What is needed →
Each record that follows should be repeated exactly, with no pictures carried over.

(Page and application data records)
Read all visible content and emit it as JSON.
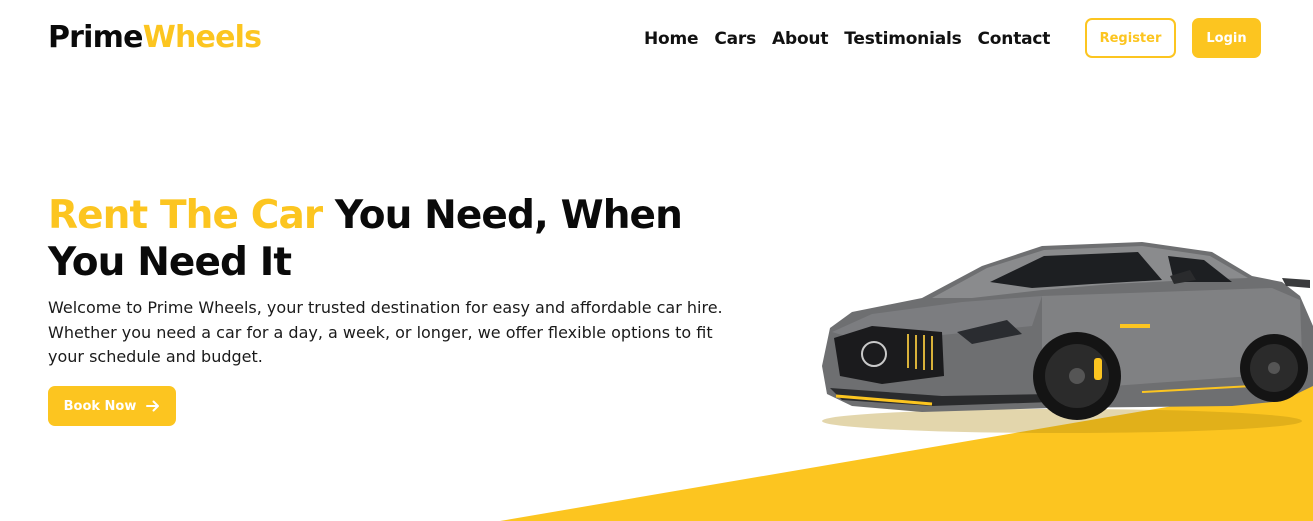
{
  "brand": {
    "name_part1": "Prime",
    "name_part2": "Wheels"
  },
  "nav": {
    "items": [
      {
        "label": "Home"
      },
      {
        "label": "Cars"
      },
      {
        "label": "About"
      },
      {
        "label": "Testimonials"
      },
      {
        "label": "Contact"
      }
    ]
  },
  "auth": {
    "register_label": "Register",
    "login_label": "Login"
  },
  "hero": {
    "title_accent": "Rent The Car",
    "title_rest": " You Need, When You Need It",
    "description": "Welcome to Prime Wheels, your trusted destination for easy and affordable car hire. Whether you need a car for a day, a week, or longer, we offer flexible options to fit your schedule and budget.",
    "cta_label": "Book Now",
    "cta_icon": "arrow-right-icon",
    "image": "sports-car-image"
  },
  "colors": {
    "accent": "#fcc520",
    "text": "#0a0a0a",
    "background": "#ffffff"
  }
}
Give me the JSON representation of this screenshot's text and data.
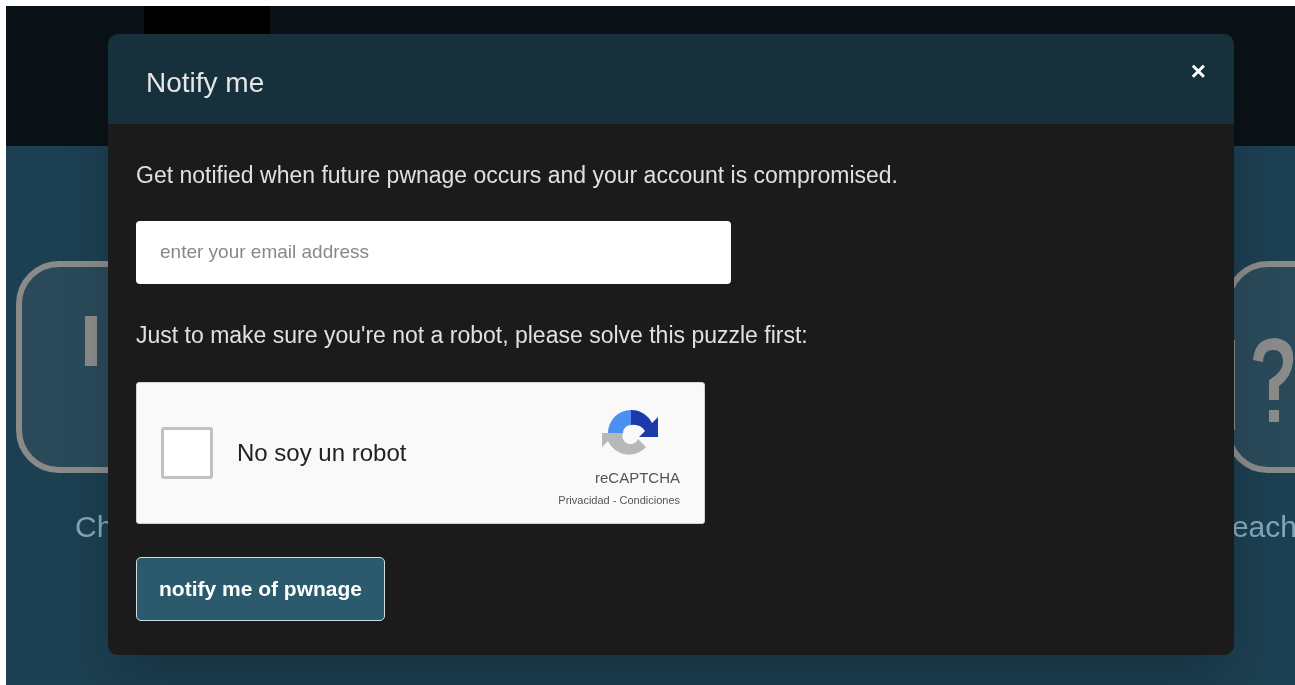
{
  "background": {
    "left_caption": "Ch",
    "right_caption": "each"
  },
  "modal": {
    "title": "Notify me",
    "close": "×",
    "intro": "Get notified when future pwnage occurs and your account is compromised.",
    "email": {
      "placeholder": "enter your email address"
    },
    "puzzle_prompt": "Just to make sure you're not a robot, please solve this puzzle first:",
    "captcha": {
      "label": "No soy un robot",
      "checked": false,
      "brand": "reCAPTCHA",
      "links": "Privacidad - Condiciones"
    },
    "submit": "notify me of pwnage"
  }
}
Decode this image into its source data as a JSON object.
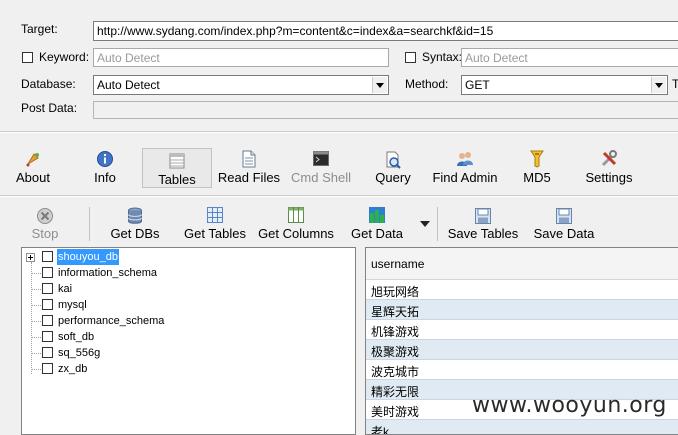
{
  "form": {
    "target_label": "Target:",
    "target_value": "http://www.sydang.com/index.php?m=content&c=index&a=searchkf&id=15",
    "keyword_label": "Keyword:",
    "keyword_placeholder": "Auto Detect",
    "syntax_label": "Syntax:",
    "syntax_placeholder": "Auto Detect",
    "database_label": "Database:",
    "database_value": "Auto Detect",
    "method_label": "Method:",
    "method_value": "GET",
    "postdata_label": "Post Data:",
    "extra_char": "T"
  },
  "main_toolbar": {
    "about": "About",
    "info": "Info",
    "tables": "Tables",
    "read_files": "Read Files",
    "cmd_shell": "Cmd Shell",
    "query": "Query",
    "find_admin": "Find Admin",
    "md5": "MD5",
    "settings": "Settings"
  },
  "sub_toolbar": {
    "stop": "Stop",
    "get_dbs": "Get DBs",
    "get_tables": "Get Tables",
    "get_columns": "Get Columns",
    "get_data": "Get Data",
    "save_tables": "Save Tables",
    "save_data": "Save Data"
  },
  "tree": {
    "items": [
      "shouyou_db",
      "information_schema",
      "kai",
      "mysql",
      "performance_schema",
      "soft_db",
      "sq_556g",
      "zx_db"
    ]
  },
  "grid": {
    "column": "username",
    "rows": [
      "旭玩网络",
      "星辉天拓",
      "机锋游戏",
      "极聚游戏",
      "波克城市",
      "精彩无限",
      "美时游戏",
      "老k"
    ]
  },
  "watermark": "www.wooyun.org",
  "colors": {
    "window_bg": "#f0f0f0",
    "selection": "#3399ff",
    "alt_row": "#dfeaf2"
  }
}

Expected answer →
Read all visible content and emit it as JSON.
{
  "brand": {
    "name_part1": "Prime",
    "name_part2": "Wheels"
  },
  "nav": {
    "items": [
      {
        "label": "Home"
      },
      {
        "label": "Cars"
      },
      {
        "label": "About"
      },
      {
        "label": "Testimonials"
      },
      {
        "label": "Contact"
      }
    ]
  },
  "auth": {
    "register_label": "Register",
    "login_label": "Login"
  },
  "hero": {
    "title_accent": "Rent The Car",
    "title_rest": " You Need, When You Need It",
    "description": "Welcome to Prime Wheels, your trusted destination for easy and affordable car hire. Whether you need a car for a day, a week, or longer, we offer flexible options to fit your schedule and budget.",
    "cta_label": "Book Now",
    "cta_icon": "arrow-right-icon",
    "image": "sports-car-image"
  },
  "colors": {
    "accent": "#fcc520",
    "text": "#0a0a0a",
    "background": "#ffffff"
  }
}
Give me the JSON representation of this screenshot's text and data.
{
  "background": {
    "left_caption": "Ch",
    "right_caption": "each"
  },
  "modal": {
    "title": "Notify me",
    "close": "×",
    "intro": "Get notified when future pwnage occurs and your account is compromised.",
    "email": {
      "placeholder": "enter your email address"
    },
    "puzzle_prompt": "Just to make sure you're not a robot, please solve this puzzle first:",
    "captcha": {
      "label": "No soy un robot",
      "checked": false,
      "brand": "reCAPTCHA",
      "links": "Privacidad - Condiciones"
    },
    "submit": "notify me of pwnage"
  }
}
Decode this image into its source data as a JSON object.
{
  "form": {
    "target_label": "Target:",
    "target_value": "http://www.sydang.com/index.php?m=content&c=index&a=searchkf&id=15",
    "keyword_label": "Keyword:",
    "keyword_placeholder": "Auto Detect",
    "syntax_label": "Syntax:",
    "syntax_placeholder": "Auto Detect",
    "database_label": "Database:",
    "database_value": "Auto Detect",
    "method_label": "Method:",
    "method_value": "GET",
    "postdata_label": "Post Data:",
    "extra_char": "T"
  },
  "main_toolbar": {
    "about": "About",
    "info": "Info",
    "tables": "Tables",
    "read_files": "Read Files",
    "cmd_shell": "Cmd Shell",
    "query": "Query",
    "find_admin": "Find Admin",
    "md5": "MD5",
    "settings": "Settings"
  },
  "sub_toolbar": {
    "stop": "Stop",
    "get_dbs": "Get DBs",
    "get_tables": "Get Tables",
    "get_columns": "Get Columns",
    "get_data": "Get Data",
    "save_tables": "Save Tables",
    "save_data": "Save Data"
  },
  "tree": {
    "items": [
      "shouyou_db",
      "information_schema",
      "kai",
      "mysql",
      "performance_schema",
      "soft_db",
      "sq_556g",
      "zx_db"
    ]
  },
  "grid": {
    "column": "username",
    "rows": [
      "旭玩网络",
      "星辉天拓",
      "机锋游戏",
      "极聚游戏",
      "波克城市",
      "精彩无限",
      "美时游戏",
      "老k"
    ]
  },
  "watermark": "www.wooyun.org",
  "colors": {
    "window_bg": "#f0f0f0",
    "selection": "#3399ff",
    "alt_row": "#dfeaf2"
  }
}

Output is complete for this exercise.